I tried looking through my novel and my novella for 150 words that would work, but everything seemed like it would take a minute or more just to set up. So, I decided to write something specifically for the event. As with most things in life that are challenging, I turned to Ozzy Osbourne for inspiration.

See you tomorrow night in downtown LA!

S.W. Lauden’s short fiction has been accepted for publication by Out of the Gutter, Criminal Element, Dark Corners, Dead Guns Magazine, Akashic Books, WeirdBook, Spelk Fiction, Shotgun Honey and Crimespree Magazine. His debut novel, BAD CITIZEN CORPORATION, will be published by Rare Bird Books in October 2015. His novella, CROSSWISE, will be published by Down & Out Books in 2016.

Cozy vs. Noir: Thoughts On Genre

Cozy vs. NoirIf you write or read books under the greater “mystery fiction” umbrella, then you will be familiar with these two popular sub-genres—”cozy” and “noir”. Here is how Wikipedia defines the two:

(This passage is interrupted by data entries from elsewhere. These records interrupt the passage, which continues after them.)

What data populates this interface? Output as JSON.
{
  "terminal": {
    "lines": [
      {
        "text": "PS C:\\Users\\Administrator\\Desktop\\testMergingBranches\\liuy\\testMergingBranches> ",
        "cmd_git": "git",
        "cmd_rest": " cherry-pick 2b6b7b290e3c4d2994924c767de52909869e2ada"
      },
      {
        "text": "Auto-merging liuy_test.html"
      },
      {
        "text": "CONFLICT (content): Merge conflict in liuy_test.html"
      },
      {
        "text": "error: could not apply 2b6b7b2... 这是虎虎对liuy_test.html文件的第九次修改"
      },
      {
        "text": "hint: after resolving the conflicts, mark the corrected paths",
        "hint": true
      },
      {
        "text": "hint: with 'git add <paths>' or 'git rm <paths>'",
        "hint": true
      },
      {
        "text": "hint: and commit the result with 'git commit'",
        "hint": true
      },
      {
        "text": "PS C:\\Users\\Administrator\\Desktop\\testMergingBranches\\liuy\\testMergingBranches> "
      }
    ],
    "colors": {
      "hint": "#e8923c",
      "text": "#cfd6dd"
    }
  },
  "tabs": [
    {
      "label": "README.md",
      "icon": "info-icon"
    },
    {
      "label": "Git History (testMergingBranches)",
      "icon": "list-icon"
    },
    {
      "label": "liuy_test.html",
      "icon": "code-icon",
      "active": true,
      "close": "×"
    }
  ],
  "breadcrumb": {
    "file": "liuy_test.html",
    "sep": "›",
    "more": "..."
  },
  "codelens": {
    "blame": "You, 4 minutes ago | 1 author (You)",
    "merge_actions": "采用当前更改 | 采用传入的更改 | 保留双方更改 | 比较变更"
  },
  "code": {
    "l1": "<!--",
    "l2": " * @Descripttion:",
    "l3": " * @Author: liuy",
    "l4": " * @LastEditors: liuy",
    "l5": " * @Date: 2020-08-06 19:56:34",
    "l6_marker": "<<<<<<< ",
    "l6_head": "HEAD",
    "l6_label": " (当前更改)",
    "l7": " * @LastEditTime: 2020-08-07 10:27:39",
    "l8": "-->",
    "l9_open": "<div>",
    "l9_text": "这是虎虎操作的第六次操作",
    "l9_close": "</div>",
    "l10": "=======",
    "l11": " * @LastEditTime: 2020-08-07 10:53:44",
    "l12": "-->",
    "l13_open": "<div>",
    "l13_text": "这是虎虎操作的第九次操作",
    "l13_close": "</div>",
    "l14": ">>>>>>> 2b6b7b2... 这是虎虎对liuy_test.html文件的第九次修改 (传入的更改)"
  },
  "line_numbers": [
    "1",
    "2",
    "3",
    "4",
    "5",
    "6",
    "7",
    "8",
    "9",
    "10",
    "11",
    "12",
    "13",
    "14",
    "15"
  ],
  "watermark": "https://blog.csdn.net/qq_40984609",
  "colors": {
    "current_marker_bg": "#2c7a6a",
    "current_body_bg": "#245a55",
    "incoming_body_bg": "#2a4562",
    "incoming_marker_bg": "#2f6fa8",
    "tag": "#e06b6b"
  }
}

  • Cozy mysteries, also referred to simply as “cozies”, are a subgenre of crime fiction in which sex and violence are downplayed or treated humorously, and the crime and detection take place in a small, socially intimate community.
  • Noir fiction is a literary genre closely related to hardboiled genre with a distinction that the protagonist is not a detective, but instead either a victim, a suspect, or a perpetrator. Other common characteristics include the self-destructive qualities of the protagonist.

I know, I know: Freakin’ Wikipedia?! But they make it so easy. It also seems pretty accurate.

Genre has been on my mind a lot recently because I got invited to participate in an  awesome event on the first night of the California Crime Writers Conference. It’s called “Cozy vs. Noir” and it is sponsored by the Mystery Writers of America and hosted by the one, the only, Eric Beetner. I am absolutely thrilled to take part, but the whole concept has got me thinking.

Luckily, I have interviewed some great authors who have strong opinions on the subject. We’ll start with Rob Hart, author of NEW YORKED (out June 1 from Polis Books):

unnamed-1Is NEW YORKED a crime novel in your eyes? How important is genre to you as a writer?

Genre discussions make me go cross-eyed. If I was pressed I’d say it’s a little noir, a little literary. But I’m firmly in the class of: A good book is a good book, and I don’t care if it’s YA or poetry or literary or crime or a cookbook.

(Read the whole Rob Hart INTERVIEW)

And Scott Adlerberg, author of JUNGLE HORSES:

JungleHorsesIs it important to you as a writer to jump between genres?

Is it important to me? It’s not so much important as a question of what works for a particular story. With JUNGLE HORSES, as I was doing it, it seemed to work. The second part, the fantastic part, just grew out of the noirish part, without strain, I felt. I wouldn’t try to force genres together just to be odd or “different.” But what’s fun about genres is how fluid and flexible they are and how you can play around so much with them. There’s a lot of ways to be inventive.

(Read the whole INTERVIEW)

So, if you’re in L.A. on June 5, please stop by. The event is free and open to the public. If not, I will let you know how it went afterward, right here.

S.W. Lauden is a writer and drummer living in Los Angeles. His short fiction has been accepted for publication by Out of the Gutter, Criminal Element, Akashic Books, Spelk Fiction, Shotgun Honey and Crimespree Magazine. His debut novel, BAD CITIZEN CORPORATION, will be published in 2015. His novella, CROSSWISE, will be published in 2016.